You may want to consider partly or fully converting a traditional IRA to a Roth before retiring. Traditional IRA owners must take Required Minimum Distributions (RMDs) once they reach age 70½, and each RMD is taxed as regular income. For a single, retired taxpayer, that can be rough: you can find yourself tossed into a higher tax bracket, but without the tax breaks afforded to married couples. Original owners of Roth IRAs never need to take RMDs.(4,5)
Want a larger monthly Social Security benefit? Then work longer and wait longer to claim Social Security. If you are

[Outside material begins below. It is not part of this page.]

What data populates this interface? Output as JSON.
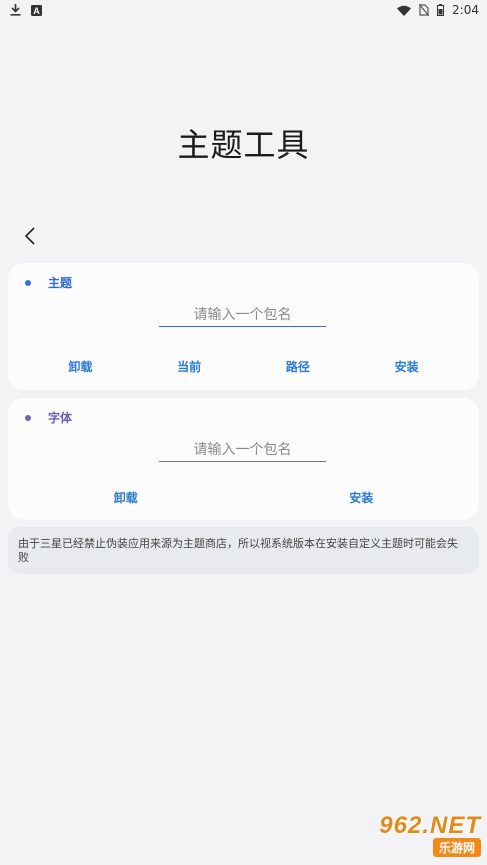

In retiring solo, you do have a flexibility that married couples do not. If you feel like moving and downsizing, go right ahead. If you want to bring in roommates or decide you want to retire to French Polynesia, Chile, or Italy, the only “yes” you need is yours. If you decide to retire later or earlier, you can make that decision independent of spousal approval. All this freedom is nice, and it is perhaps the greatest retirement perk a single person has. Just be sure to prepare for the future pragmatically.
This material was prepared by MarketingPro, Inc., and does not necessarily represent the views of the presenting party, nor their affiliates. This information has been derived from sources believed to be accurate. Please note - investing involves risk, and past performance is no guarantee of future results. The publisher is not engaged in rendering legal, accounting or other professional services. If assistance is needed, the reader is advised to engage the services of a competent professional. This information should not be construed as investment, tax or legal advice and may not be relied on for avoiding any Federal tax penalty. This is neither a solicitation nor recommendation to purchase or sell any investment or insurance product or service, and should not be relied upon as such. All indices are unmanaged and are not illustrative of any particular investment.
1 - abcnews.go.com/Health/safety-net-kids-spouse-elder-orphans-fearless-fallback/story?id=58281018 [10/4/18]
2 - daveramsey.com/askdave/20-somethings/8431
3 - nolo.com/legal-encyclopedia/living-will-power-of-attorney-29595.html [10/4/18]
4 - wisebread.com/7-ways-retirement-planning-changes-when-youre-single [7/14/17]
5 - forbes.com/sites/catherineschnaubelt/2018/05/03/reducing-your-future-tax-burden-with-a-roth-ira-conversion/ [5/3/18]